Each entry below needs to be retyped exactly as given.

[Records from a collection]
▶
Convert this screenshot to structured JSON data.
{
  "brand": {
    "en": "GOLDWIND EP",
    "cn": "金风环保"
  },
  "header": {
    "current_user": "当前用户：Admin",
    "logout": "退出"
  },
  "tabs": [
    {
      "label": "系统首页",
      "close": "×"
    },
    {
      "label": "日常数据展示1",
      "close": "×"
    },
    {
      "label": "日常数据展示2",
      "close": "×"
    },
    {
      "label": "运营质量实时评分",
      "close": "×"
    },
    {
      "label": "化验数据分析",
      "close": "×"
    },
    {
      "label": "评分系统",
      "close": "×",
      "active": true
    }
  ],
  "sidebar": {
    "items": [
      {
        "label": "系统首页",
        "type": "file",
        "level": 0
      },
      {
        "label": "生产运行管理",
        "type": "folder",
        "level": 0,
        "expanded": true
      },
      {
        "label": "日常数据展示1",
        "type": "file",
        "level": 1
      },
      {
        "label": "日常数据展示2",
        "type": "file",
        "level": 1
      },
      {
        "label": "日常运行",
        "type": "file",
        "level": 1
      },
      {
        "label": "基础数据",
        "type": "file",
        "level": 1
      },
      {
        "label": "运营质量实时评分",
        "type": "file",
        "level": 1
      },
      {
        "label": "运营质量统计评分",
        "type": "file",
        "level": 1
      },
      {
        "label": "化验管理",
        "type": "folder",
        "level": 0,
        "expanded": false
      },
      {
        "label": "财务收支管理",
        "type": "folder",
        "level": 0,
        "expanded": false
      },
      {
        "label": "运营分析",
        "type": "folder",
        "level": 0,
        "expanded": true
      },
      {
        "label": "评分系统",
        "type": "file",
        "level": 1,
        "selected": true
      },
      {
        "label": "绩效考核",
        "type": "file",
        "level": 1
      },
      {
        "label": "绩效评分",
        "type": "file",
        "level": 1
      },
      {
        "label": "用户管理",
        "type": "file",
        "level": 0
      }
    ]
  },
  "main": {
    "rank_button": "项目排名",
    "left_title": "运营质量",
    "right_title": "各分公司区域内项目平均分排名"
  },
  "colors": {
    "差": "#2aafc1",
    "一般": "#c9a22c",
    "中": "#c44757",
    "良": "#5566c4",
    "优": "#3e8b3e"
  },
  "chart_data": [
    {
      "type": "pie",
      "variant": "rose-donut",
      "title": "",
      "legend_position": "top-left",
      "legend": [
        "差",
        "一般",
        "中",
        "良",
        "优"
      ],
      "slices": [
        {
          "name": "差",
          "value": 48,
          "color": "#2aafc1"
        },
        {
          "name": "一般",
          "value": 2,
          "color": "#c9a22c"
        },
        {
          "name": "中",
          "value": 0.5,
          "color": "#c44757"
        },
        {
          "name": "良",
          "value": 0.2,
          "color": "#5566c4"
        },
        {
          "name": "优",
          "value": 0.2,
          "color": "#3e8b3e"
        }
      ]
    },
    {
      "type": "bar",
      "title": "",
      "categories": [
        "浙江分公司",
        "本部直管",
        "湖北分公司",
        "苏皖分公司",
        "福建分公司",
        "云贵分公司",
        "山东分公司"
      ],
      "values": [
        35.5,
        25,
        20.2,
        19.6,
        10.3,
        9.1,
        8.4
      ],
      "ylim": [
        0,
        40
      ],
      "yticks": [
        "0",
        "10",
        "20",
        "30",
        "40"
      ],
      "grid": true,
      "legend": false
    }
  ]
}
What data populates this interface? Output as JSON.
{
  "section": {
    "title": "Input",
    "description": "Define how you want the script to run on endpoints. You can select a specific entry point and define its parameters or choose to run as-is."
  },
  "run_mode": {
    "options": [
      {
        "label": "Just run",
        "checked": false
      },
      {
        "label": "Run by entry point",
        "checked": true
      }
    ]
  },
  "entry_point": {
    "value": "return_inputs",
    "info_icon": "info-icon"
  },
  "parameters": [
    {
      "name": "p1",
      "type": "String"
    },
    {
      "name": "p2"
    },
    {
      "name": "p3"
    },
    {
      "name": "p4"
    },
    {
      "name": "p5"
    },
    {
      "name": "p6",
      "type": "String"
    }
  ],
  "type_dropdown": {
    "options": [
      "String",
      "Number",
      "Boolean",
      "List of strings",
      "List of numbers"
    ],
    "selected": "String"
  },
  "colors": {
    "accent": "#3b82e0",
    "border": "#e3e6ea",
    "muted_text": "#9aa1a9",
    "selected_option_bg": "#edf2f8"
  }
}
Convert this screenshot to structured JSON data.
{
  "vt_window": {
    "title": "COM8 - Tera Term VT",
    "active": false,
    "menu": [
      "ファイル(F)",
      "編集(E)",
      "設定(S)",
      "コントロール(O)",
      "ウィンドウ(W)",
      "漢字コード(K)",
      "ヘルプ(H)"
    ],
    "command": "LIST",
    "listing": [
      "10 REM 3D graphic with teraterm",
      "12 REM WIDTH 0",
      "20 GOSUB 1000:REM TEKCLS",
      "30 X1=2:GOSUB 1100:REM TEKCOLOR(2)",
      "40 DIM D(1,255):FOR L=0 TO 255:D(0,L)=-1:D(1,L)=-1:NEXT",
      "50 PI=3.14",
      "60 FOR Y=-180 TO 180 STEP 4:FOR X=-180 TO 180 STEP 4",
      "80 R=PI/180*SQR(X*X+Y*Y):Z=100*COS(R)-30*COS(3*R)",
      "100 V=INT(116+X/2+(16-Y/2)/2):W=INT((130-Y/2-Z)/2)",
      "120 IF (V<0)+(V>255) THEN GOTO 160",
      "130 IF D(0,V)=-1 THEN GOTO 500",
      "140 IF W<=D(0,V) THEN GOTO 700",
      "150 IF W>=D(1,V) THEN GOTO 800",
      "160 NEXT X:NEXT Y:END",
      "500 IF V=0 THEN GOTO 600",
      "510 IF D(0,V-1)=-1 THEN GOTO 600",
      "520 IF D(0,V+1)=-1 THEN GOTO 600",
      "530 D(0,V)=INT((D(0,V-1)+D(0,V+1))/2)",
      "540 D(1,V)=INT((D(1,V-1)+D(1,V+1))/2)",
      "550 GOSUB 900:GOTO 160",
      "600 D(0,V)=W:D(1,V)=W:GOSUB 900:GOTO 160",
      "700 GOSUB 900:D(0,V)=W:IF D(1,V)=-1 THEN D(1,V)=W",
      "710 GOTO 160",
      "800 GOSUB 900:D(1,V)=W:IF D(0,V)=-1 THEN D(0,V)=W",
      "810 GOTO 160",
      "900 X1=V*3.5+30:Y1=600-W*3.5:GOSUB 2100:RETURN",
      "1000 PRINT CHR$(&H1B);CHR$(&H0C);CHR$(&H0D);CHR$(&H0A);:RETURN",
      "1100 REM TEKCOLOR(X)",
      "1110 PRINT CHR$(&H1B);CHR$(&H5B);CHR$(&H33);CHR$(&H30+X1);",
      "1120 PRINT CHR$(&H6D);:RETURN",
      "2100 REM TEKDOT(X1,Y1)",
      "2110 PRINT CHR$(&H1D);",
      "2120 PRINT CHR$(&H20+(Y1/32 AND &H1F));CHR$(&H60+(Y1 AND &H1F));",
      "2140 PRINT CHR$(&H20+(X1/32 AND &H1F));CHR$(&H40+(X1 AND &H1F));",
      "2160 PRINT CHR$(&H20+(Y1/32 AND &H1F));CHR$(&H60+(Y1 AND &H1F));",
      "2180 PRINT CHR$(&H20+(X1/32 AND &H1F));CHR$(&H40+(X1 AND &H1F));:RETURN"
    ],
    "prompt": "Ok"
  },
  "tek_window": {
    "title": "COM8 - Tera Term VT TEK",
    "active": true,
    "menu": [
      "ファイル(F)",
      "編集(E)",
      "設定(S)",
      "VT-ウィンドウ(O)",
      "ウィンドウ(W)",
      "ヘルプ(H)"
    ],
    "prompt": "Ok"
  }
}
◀
### EXERCISE RESPONSE
Convert this screenshot to structured JSON data.
{
  "brand": {
    "en": "GOLDWIND EP",
    "cn": "金风环保"
  },
  "header": {
    "current_user": "当前用户：Admin",
    "logout": "退出"
  },
  "tabs": [
    {
      "label": "系统首页",
      "close": "×"
    },
    {
      "label": "日常数据展示1",
      "close": "×"
    },
    {
      "label": "日常数据展示2",
      "close": "×"
    },
    {
      "label": "运营质量实时评分",
      "close": "×"
    },
    {
      "label": "化验数据分析",
      "close": "×"
    },
    {
      "label": "评分系统",
      "close": "×",
      "active": true
    }
  ],
  "sidebar": {
    "items": [
      {
        "label": "系统首页",
        "type": "file",
        "level": 0
      },
      {
        "label": "生产运行管理",
        "type": "folder",
        "level": 0,
        "expanded": true
      },
      {
        "label": "日常数据展示1",
        "type": "file",
        "level": 1
      },
      {
        "label": "日常数据展示2",
        "type": "file",
        "level": 1
      },
      {
        "label": "日常运行",
        "type": "file",
        "level": 1
      },
      {
        "label": "基础数据",
        "type": "file",
        "level": 1
      },
      {
        "label": "运营质量实时评分",
        "type": "file",
        "level": 1
      },
      {
        "label": "运营质量统计评分",
        "type": "file",
        "level": 1
      },
      {
        "label": "化验管理",
        "type": "folder",
        "level": 0,
        "expanded": false
      },
      {
        "label": "财务收支管理",
        "type": "folder",
        "level": 0,
        "expanded": false
      },
      {
        "label": "运营分析",
        "type": "folder",
        "level": 0,
        "expanded": true
      },
      {
        "label": "评分系统",
        "type": "file",
        "level": 1,
        "selected": true
      },
      {
        "label": "绩效考核",
        "type": "file",
        "level": 1
      },
      {
        "label": "绩效评分",
        "type": "file",
        "level": 1
      },
      {
        "label": "用户管理",
        "type": "file",
        "level": 0
      }
    ]
  },
  "main": {
    "rank_button": "项目排名",
    "left_title": "运营质量",
    "right_title": "各分公司区域内项目平均分排名"
  },
  "colors": {
    "差": "#2aafc1",
    "一般": "#c9a22c",
    "中": "#c44757",
    "良": "#5566c4",
    "优": "#3e8b3e"
  },
  "chart_data": [
    {
      "type": "pie",
      "variant": "rose-donut",
      "title": "",
      "legend_position": "top-left",
      "legend": [
        "差",
        "一般",
        "中",
        "良",
        "优"
      ],
      "slices": [
        {
          "name": "差",
          "value": 48,
          "color": "#2aafc1"
        },
        {
          "name": "一般",
          "value": 2,
          "color": "#c9a22c"
        },
        {
          "name": "中",
          "value": 0.5,
          "color": "#c44757"
        },
        {
          "name": "良",
          "value": 0.2,
          "color": "#5566c4"
        },
        {
          "name": "优",
          "value": 0.2,
          "color": "#3e8b3e"
        }
      ]
    },
    {
      "type": "bar",
      "title": "",
      "categories": [
        "浙江分公司",
        "本部直管",
        "湖北分公司",
        "苏皖分公司",
        "福建分公司",
        "云贵分公司",
        "山东分公司"
      ],
      "values": [
        35.5,
        25,
        20.2,
        19.6,
        10.3,
        9.1,
        8.4
      ],
      "ylim": [
        0,
        40
      ],
      "yticks": [
        "0",
        "10",
        "20",
        "30",
        "40"
      ],
      "grid": true,
      "legend": false
    }
  ]
}
What data populates this interface? Output as JSON.
{
  "section": {
    "title": "Input",
    "description": "Define how you want the script to run on endpoints. You can select a specific entry point and define its parameters or choose to run as-is."
  },
  "run_mode": {
    "options": [
      {
        "label": "Just run",
        "checked": false
      },
      {
        "label": "Run by entry point",
        "checked": true
      }
    ]
  },
  "entry_point": {
    "value": "return_inputs",
    "info_icon": "info-icon"
  },
  "parameters": [
    {
      "name": "p1",
      "type": "String"
    },
    {
      "name": "p2"
    },
    {
      "name": "p3"
    },
    {
      "name": "p4"
    },
    {
      "name": "p5"
    },
    {
      "name": "p6",
      "type": "String"
    }
  ],
  "type_dropdown": {
    "options": [
      "String",
      "Number",
      "Boolean",
      "List of strings",
      "List of numbers"
    ],
    "selected": "String"
  },
  "colors": {
    "accent": "#3b82e0",
    "border": "#e3e6ea",
    "muted_text": "#9aa1a9",
    "selected_option_bg": "#edf2f8"
  }
}
Convert this screenshot to structured JSON data.
{
  "vt_window": {
    "title": "COM8 - Tera Term VT",
    "active": false,
    "menu": [
      "ファイル(F)",
      "編集(E)",
      "設定(S)",
      "コントロール(O)",
      "ウィンドウ(W)",
      "漢字コード(K)",
      "ヘルプ(H)"
    ],
    "command": "LIST",
    "listing": [
      "10 REM 3D graphic with teraterm",
      "12 REM WIDTH 0",
      "20 GOSUB 1000:REM TEKCLS",
      "30 X1=2:GOSUB 1100:REM TEKCOLOR(2)",
      "40 DIM D(1,255):FOR L=0 TO 255:D(0,L)=-1:D(1,L)=-1:NEXT",
      "50 PI=3.14",
      "60 FOR Y=-180 TO 180 STEP 4:FOR X=-180 TO 180 STEP 4",
      "80 R=PI/180*SQR(X*X+Y*Y):Z=100*COS(R)-30*COS(3*R)",
      "100 V=INT(116+X/2+(16-Y/2)/2):W=INT((130-Y/2-Z)/2)",
      "120 IF (V<0)+(V>255) THEN GOTO 160",
      "130 IF D(0,V)=-1 THEN GOTO 500",
      "140 IF W<=D(0,V) THEN GOTO 700",
      "150 IF W>=D(1,V) THEN GOTO 800",
      "160 NEXT X:NEXT Y:END",
      "500 IF V=0 THEN GOTO 600",
      "510 IF D(0,V-1)=-1 THEN GOTO 600",
      "520 IF D(0,V+1)=-1 THEN GOTO 600",
      "530 D(0,V)=INT((D(0,V-1)+D(0,V+1))/2)",
      "540 D(1,V)=INT((D(1,V-1)+D(1,V+1))/2)",
      "550 GOSUB 900:GOTO 160",
      "600 D(0,V)=W:D(1,V)=W:GOSUB 900:GOTO 160",
      "700 GOSUB 900:D(0,V)=W:IF D(1,V)=-1 THEN D(1,V)=W",
      "710 GOTO 160",
      "800 GOSUB 900:D(1,V)=W:IF D(0,V)=-1 THEN D(0,V)=W",
      "810 GOTO 160",
      "900 X1=V*3.5+30:Y1=600-W*3.5:GOSUB 2100:RETURN",
      "1000 PRINT CHR$(&H1B);CHR$(&H0C);CHR$(&H0D);CHR$(&H0A);:RETURN",
      "1100 REM TEKCOLOR(X)",
      "1110 PRINT CHR$(&H1B);CHR$(&H5B);CHR$(&H33);CHR$(&H30+X1);",
      "1120 PRINT CHR$(&H6D);:RETURN",
      "2100 REM TEKDOT(X1,Y1)",
      "2110 PRINT CHR$(&H1D);",
      "2120 PRINT CHR$(&H20+(Y1/32 AND &H1F));CHR$(&H60+(Y1 AND &H1F));",
      "2140 PRINT CHR$(&H20+(X1/32 AND &H1F));CHR$(&H40+(X1 AND &H1F));",
      "2160 PRINT CHR$(&H20+(Y1/32 AND &H1F));CHR$(&H60+(Y1 AND &H1F));",
      "2180 PRINT CHR$(&H20+(X1/32 AND &H1F));CHR$(&H40+(X1 AND &H1F));:RETURN"
    ],
    "prompt": "Ok"
  },
  "tek_window": {
    "title": "COM8 - Tera Term VT TEK",
    "active": true,
    "menu": [
      "ファイル(F)",
      "編集(E)",
      "設定(S)",
      "VT-ウィンドウ(O)",
      "ウィンドウ(W)",
      "ヘルプ(H)"
    ],
    "prompt": "Ok"
  }
}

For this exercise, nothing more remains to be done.